CN Rail communications director Mark Hallman told the Sentinel by e-mail that in 2011, CN moved approximately 5,000 carloads of crude oil, a number which jumped to 30,000 carloads in 2012.
The rail company believes it can double that business in 2013.
A carload’s worth of oil varies depending on the specific product being moved, he said. A carload can have 550 or so barrels-worth of heavy oil, or 650 barrels-worth fit of light crude oil.
Hallman said CN’s rail line gives them access to areas that aren’t served by pipelines. Those areas include places in the U.S. Gulf Coast and Eastern and Western Canada.

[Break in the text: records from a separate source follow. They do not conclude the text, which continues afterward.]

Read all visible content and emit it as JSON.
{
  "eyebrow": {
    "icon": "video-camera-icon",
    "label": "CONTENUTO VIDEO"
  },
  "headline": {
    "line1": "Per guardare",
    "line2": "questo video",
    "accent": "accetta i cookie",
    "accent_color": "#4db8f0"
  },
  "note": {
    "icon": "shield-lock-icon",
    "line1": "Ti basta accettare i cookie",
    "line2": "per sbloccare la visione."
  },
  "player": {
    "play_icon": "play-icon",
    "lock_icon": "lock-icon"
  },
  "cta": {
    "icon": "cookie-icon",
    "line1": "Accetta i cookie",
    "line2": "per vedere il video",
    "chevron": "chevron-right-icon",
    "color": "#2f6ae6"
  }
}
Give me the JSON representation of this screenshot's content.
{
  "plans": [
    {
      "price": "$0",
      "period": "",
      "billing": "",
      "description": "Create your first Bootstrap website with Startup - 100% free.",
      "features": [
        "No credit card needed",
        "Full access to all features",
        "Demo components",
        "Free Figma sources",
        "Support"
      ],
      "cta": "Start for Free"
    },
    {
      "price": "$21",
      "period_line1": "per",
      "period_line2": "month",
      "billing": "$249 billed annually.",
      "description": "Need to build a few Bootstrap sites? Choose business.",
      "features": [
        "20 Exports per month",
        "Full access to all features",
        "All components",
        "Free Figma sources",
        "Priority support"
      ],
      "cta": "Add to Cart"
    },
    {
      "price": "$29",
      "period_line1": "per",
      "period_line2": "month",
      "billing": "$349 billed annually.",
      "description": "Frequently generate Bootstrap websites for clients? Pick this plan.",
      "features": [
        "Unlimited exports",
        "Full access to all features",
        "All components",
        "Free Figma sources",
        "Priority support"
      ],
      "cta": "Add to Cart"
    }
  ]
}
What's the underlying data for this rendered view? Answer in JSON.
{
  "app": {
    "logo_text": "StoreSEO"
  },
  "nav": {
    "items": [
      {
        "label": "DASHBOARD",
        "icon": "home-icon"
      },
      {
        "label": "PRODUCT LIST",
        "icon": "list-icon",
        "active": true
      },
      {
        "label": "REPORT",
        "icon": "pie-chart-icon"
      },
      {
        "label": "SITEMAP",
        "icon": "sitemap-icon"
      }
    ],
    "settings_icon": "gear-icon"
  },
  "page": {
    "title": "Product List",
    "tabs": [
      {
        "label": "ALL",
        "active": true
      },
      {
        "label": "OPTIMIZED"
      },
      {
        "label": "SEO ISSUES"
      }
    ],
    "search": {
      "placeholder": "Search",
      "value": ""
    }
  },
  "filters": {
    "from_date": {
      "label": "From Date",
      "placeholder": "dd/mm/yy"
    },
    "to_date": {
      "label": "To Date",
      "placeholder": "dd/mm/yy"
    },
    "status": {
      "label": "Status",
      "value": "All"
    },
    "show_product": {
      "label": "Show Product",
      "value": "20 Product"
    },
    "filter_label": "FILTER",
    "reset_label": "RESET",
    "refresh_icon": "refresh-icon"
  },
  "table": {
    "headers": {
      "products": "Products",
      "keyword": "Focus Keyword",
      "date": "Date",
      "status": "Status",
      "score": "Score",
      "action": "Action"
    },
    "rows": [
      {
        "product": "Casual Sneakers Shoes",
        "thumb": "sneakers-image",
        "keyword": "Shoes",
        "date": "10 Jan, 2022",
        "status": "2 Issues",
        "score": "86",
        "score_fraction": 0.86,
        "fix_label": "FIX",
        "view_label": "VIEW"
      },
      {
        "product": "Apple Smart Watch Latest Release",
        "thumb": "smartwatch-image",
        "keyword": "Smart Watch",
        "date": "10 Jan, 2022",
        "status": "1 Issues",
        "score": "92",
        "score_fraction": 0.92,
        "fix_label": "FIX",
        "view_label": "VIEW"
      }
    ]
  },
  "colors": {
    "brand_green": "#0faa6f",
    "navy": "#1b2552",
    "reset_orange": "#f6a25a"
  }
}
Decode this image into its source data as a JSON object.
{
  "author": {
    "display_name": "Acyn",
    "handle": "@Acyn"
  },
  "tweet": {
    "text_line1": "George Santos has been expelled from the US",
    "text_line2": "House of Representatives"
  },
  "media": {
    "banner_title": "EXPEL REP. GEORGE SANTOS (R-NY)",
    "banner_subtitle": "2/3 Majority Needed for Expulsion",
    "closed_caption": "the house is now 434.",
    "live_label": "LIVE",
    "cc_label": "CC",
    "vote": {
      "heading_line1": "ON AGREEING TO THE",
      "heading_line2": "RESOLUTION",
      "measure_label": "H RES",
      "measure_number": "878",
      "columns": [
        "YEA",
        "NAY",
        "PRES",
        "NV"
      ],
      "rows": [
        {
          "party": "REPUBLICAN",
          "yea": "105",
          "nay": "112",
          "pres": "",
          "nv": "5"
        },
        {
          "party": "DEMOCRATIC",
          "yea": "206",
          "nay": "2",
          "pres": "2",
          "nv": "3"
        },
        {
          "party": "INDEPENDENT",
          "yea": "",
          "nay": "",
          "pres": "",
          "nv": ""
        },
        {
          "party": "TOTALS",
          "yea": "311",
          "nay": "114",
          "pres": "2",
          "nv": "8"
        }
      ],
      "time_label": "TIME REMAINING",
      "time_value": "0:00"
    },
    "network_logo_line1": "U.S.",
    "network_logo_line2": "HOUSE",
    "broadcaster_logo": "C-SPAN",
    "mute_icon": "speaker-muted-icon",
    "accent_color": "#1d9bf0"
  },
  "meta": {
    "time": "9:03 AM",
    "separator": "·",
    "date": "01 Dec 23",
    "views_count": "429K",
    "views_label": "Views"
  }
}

However he notes that crude oil is not being sent to ports on Canada’s west coast because there is currently no infrastructure to unload the oil from cars to vessels.
The specific places CN delivers to is kept private due to commercial reasons.
The company also strives to minimize incidents relating to the transportation of oil.
“CN takes significant measures to prevent environmental incidents from occurring during rail operations. However, when incidents do occur, the company has a comprehensive Emergency Response Plan and procedures in place to deal diligently with the situation.”
He noted that CN had the lowest Transportation Safety Boat of Canada Main-Track Accident Ratio in its history, and none of the accidents caused a leak of dangerous materials.
Hallman provided a list of five benefits to using rail to ship oil — a business, which he noted, complements pipelines and is not a replacement for them. One benefit was that a rail line means a shipper is not tied to a specific market. As well, rail allows the volumes to increase or decrease as needed. Long term capital is also not required because rail uses existing infrastructure. Diluent is not needed for transportation by rail, and finally rail provides a safe back-up in the event a pipeline is disrupted.
“Both modes [rail and pipelines] are safe and the risk of accidental releases of product is extremely low for both modes of transport, with no appreciable difference considering both spill frequency and size,” he wrote.